Data records for software interfaces:

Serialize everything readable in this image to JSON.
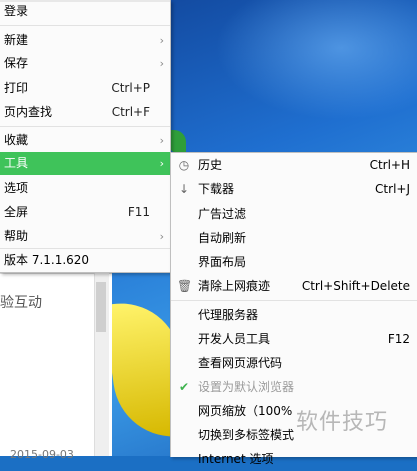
{
  "background": {
    "page_snippet": "验互动",
    "page_date": "2015-09-03"
  },
  "main_menu": {
    "items": [
      {
        "label": "登录",
        "accel": "",
        "arrow": ""
      },
      {
        "label": "新建",
        "accel": "",
        "arrow": "›"
      },
      {
        "label": "保存",
        "accel": "",
        "arrow": "›"
      },
      {
        "label": "打印",
        "accel": "Ctrl+P",
        "arrow": ""
      },
      {
        "label": "页内查找",
        "accel": "Ctrl+F",
        "arrow": ""
      },
      {
        "label": "收藏",
        "accel": "",
        "arrow": "›"
      },
      {
        "label": "工具",
        "accel": "",
        "arrow": "›"
      },
      {
        "label": "选项",
        "accel": "",
        "arrow": ""
      },
      {
        "label": "全屏",
        "accel": "F11",
        "arrow": ""
      },
      {
        "label": "帮助",
        "accel": "",
        "arrow": "›"
      },
      {
        "label": "版本 7.1.1.620",
        "accel": "",
        "arrow": ""
      }
    ]
  },
  "tools_submenu": {
    "items": [
      {
        "icon": "clock-icon",
        "glyph": "◷",
        "label": "历史",
        "accel": "Ctrl+H"
      },
      {
        "icon": "download-arrow-icon",
        "glyph": "↓",
        "label": "下载器",
        "accel": "Ctrl+J"
      },
      {
        "icon": "",
        "glyph": "",
        "label": "广告过滤",
        "accel": ""
      },
      {
        "icon": "",
        "glyph": "",
        "label": "自动刷新",
        "accel": ""
      },
      {
        "icon": "",
        "glyph": "",
        "label": "界面布局",
        "accel": ""
      },
      {
        "icon": "trash-icon",
        "glyph": "🗑",
        "label": "清除上网痕迹",
        "accel": "Ctrl+Shift+Delete"
      },
      {
        "icon": "",
        "glyph": "",
        "label": "代理服务器",
        "accel": ""
      },
      {
        "icon": "",
        "glyph": "",
        "label": "开发人员工具",
        "accel": "F12"
      },
      {
        "icon": "",
        "glyph": "",
        "label": "查看网页源代码",
        "accel": ""
      },
      {
        "icon": "checkmark-icon",
        "glyph": "✔",
        "label": "设置为默认浏览器",
        "accel": "",
        "disabled": true
      },
      {
        "icon": "",
        "glyph": "",
        "label": "网页缩放（100%",
        "accel": ""
      },
      {
        "icon": "",
        "glyph": "",
        "label": "切换到多标签模式",
        "accel": ""
      },
      {
        "icon": "",
        "glyph": "",
        "label": "Internet 选项",
        "accel": ""
      }
    ]
  },
  "watermark": "软件技巧",
  "colors": {
    "highlight": "#3fc35a",
    "check": "#3fb34f"
  }
}
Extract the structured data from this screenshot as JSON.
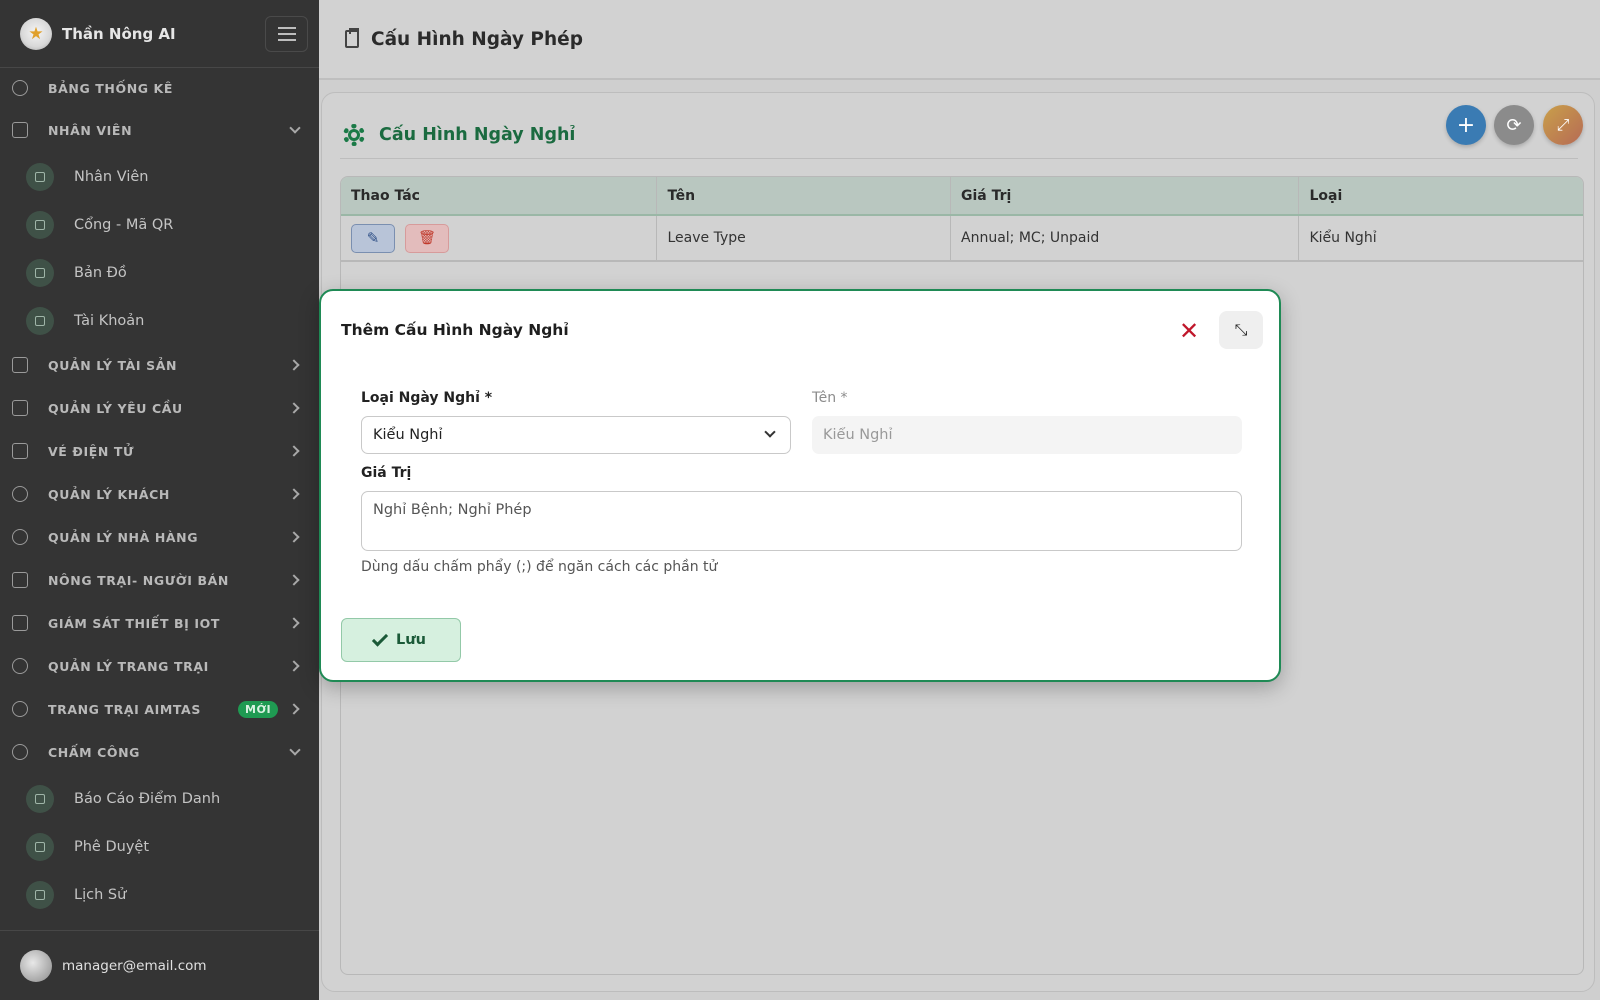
{
  "sidebar": {
    "brand": "Thần Nông AI",
    "items": [
      {
        "label": "BẢNG THỐNG KÊ"
      },
      {
        "label": "NHÂN VIÊN"
      },
      {
        "label": "QUẢN LÝ TÀI SẢN"
      },
      {
        "label": "QUẢN LÝ YÊU CẦU"
      },
      {
        "label": "VÉ ĐIỆN TỬ"
      },
      {
        "label": "QUẢN LÝ KHÁCH"
      },
      {
        "label": "QUẢN LÝ NHÀ HÀNG"
      },
      {
        "label": "NÔNG TRẠI- NGƯỜI BÁN"
      },
      {
        "label": "GIÁM SÁT THIẾT BỊ IOT"
      },
      {
        "label": "QUẢN LÝ TRANG TRẠI"
      },
      {
        "label": "TRANG TRẠI AIMTAS",
        "badge": "MỚI"
      },
      {
        "label": "CHẤM CÔNG"
      }
    ],
    "staff_subitems": [
      "Nhân Viên",
      "Cổng - Mã QR",
      "Bản Đồ",
      "Tài Khoản"
    ],
    "attendance_subitems": [
      "Báo Cáo Điểm Danh",
      "Phê Duyệt",
      "Lịch Sử"
    ],
    "user_email": "manager@email.com"
  },
  "topbar": {
    "title": "Cấu Hình Ngày Phép"
  },
  "card": {
    "title": "Cấu Hình Ngày Nghỉ",
    "fab_add": "+",
    "fab_refresh": "⟳",
    "fab_expand": "⤢"
  },
  "table": {
    "headers": [
      "Thao Tác",
      "Tên",
      "Giá Trị",
      "Loại"
    ],
    "rows": [
      {
        "name": "Leave Type",
        "value": "Annual; MC; Unpaid",
        "type": "Kiểu Nghỉ"
      }
    ]
  },
  "modal": {
    "title": "Thêm Cấu Hình Ngày Nghỉ",
    "close": "✕",
    "expand": "⤡",
    "type_label": "Loại Ngày Nghỉ *",
    "type_value": "Kiểu Nghỉ",
    "name_label": "Tên *",
    "name_value": "Kiểu Nghỉ",
    "value_label": "Giá Trị",
    "value_text": "Nghỉ Bệnh; Nghỉ Phép",
    "hint": "Dùng dấu chấm phẩy (;) để ngăn cách các phần tử",
    "save_label": "Lưu"
  },
  "colors": {
    "accent": "#1f8a55",
    "sidebar_bg": "#343434",
    "danger": "#c0172b",
    "badge": "#1f9a52"
  }
}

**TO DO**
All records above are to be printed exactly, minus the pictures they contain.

**RESPONSE FOR THIS EXERCISE**
Serialize everything readable in this image to JSON.
{
  "background": {
    "page_snippet": "验互动",
    "page_date": "2015-09-03"
  },
  "main_menu": {
    "items": [
      {
        "label": "登录",
        "accel": "",
        "arrow": ""
      },
      {
        "label": "新建",
        "accel": "",
        "arrow": "›"
      },
      {
        "label": "保存",
        "accel": "",
        "arrow": "›"
      },
      {
        "label": "打印",
        "accel": "Ctrl+P",
        "arrow": ""
      },
      {
        "label": "页内查找",
        "accel": "Ctrl+F",
        "arrow": ""
      },
      {
        "label": "收藏",
        "accel": "",
        "arrow": "›"
      },
      {
        "label": "工具",
        "accel": "",
        "arrow": "›"
      },
      {
        "label": "选项",
        "accel": "",
        "arrow": ""
      },
      {
        "label": "全屏",
        "accel": "F11",
        "arrow": ""
      },
      {
        "label": "帮助",
        "accel": "",
        "arrow": "›"
      },
      {
        "label": "版本 7.1.1.620",
        "accel": "",
        "arrow": ""
      }
    ]
  },
  "tools_submenu": {
    "items": [
      {
        "icon": "clock-icon",
        "glyph": "◷",
        "label": "历史",
        "accel": "Ctrl+H"
      },
      {
        "icon": "download-arrow-icon",
        "glyph": "↓",
        "label": "下载器",
        "accel": "Ctrl+J"
      },
      {
        "icon": "",
        "glyph": "",
        "label": "广告过滤",
        "accel": ""
      },
      {
        "icon": "",
        "glyph": "",
        "label": "自动刷新",
        "accel": ""
      },
      {
        "icon": "",
        "glyph": "",
        "label": "界面布局",
        "accel": ""
      },
      {
        "icon": "trash-icon",
        "glyph": "🗑",
        "label": "清除上网痕迹",
        "accel": "Ctrl+Shift+Delete"
      },
      {
        "icon": "",
        "glyph": "",
        "label": "代理服务器",
        "accel": ""
      },
      {
        "icon": "",
        "glyph": "",
        "label": "开发人员工具",
        "accel": "F12"
      },
      {
        "icon": "",
        "glyph": "",
        "label": "查看网页源代码",
        "accel": ""
      },
      {
        "icon": "checkmark-icon",
        "glyph": "✔",
        "label": "设置为默认浏览器",
        "accel": "",
        "disabled": true
      },
      {
        "icon": "",
        "glyph": "",
        "label": "网页缩放（100%",
        "accel": ""
      },
      {
        "icon": "",
        "glyph": "",
        "label": "切换到多标签模式",
        "accel": ""
      },
      {
        "icon": "",
        "glyph": "",
        "label": "Internet 选项",
        "accel": ""
      }
    ]
  },
  "watermark": "软件技巧",
  "colors": {
    "highlight": "#3fc35a",
    "check": "#3fb34f"
  }
}
Extract the structured data from this screenshot as JSON.
{
  "sidebar": {
    "brand": "Thần Nông AI",
    "items": [
      {
        "label": "BẢNG THỐNG KÊ"
      },
      {
        "label": "NHÂN VIÊN"
      },
      {
        "label": "QUẢN LÝ TÀI SẢN"
      },
      {
        "label": "QUẢN LÝ YÊU CẦU"
      },
      {
        "label": "VÉ ĐIỆN TỬ"
      },
      {
        "label": "QUẢN LÝ KHÁCH"
      },
      {
        "label": "QUẢN LÝ NHÀ HÀNG"
      },
      {
        "label": "NÔNG TRẠI- NGƯỜI BÁN"
      },
      {
        "label": "GIÁM SÁT THIẾT BỊ IOT"
      },
      {
        "label": "QUẢN LÝ TRANG TRẠI"
      },
      {
        "label": "TRANG TRẠI AIMTAS",
        "badge": "MỚI"
      },
      {
        "label": "CHẤM CÔNG"
      }
    ],
    "staff_subitems": [
      "Nhân Viên",
      "Cổng - Mã QR",
      "Bản Đồ",
      "Tài Khoản"
    ],
    "attendance_subitems": [
      "Báo Cáo Điểm Danh",
      "Phê Duyệt",
      "Lịch Sử"
    ],
    "user_email": "manager@email.com"
  },
  "topbar": {
    "title": "Cấu Hình Ngày Phép"
  },
  "card": {
    "title": "Cấu Hình Ngày Nghỉ",
    "fab_add": "+",
    "fab_refresh": "⟳",
    "fab_expand": "⤢"
  },
  "table": {
    "headers": [
      "Thao Tác",
      "Tên",
      "Giá Trị",
      "Loại"
    ],
    "rows": [
      {
        "name": "Leave Type",
        "value": "Annual; MC; Unpaid",
        "type": "Kiểu Nghỉ"
      }
    ]
  },
  "modal": {
    "title": "Thêm Cấu Hình Ngày Nghỉ",
    "close": "✕",
    "expand": "⤡",
    "type_label": "Loại Ngày Nghỉ *",
    "type_value": "Kiểu Nghỉ",
    "name_label": "Tên *",
    "name_value": "Kiểu Nghỉ",
    "value_label": "Giá Trị",
    "value_text": "Nghỉ Bệnh; Nghỉ Phép",
    "hint": "Dùng dấu chấm phẩy (;) để ngăn cách các phần tử",
    "save_label": "Lưu"
  },
  "colors": {
    "accent": "#1f8a55",
    "sidebar_bg": "#343434",
    "danger": "#c0172b",
    "badge": "#1f9a52"
  }
}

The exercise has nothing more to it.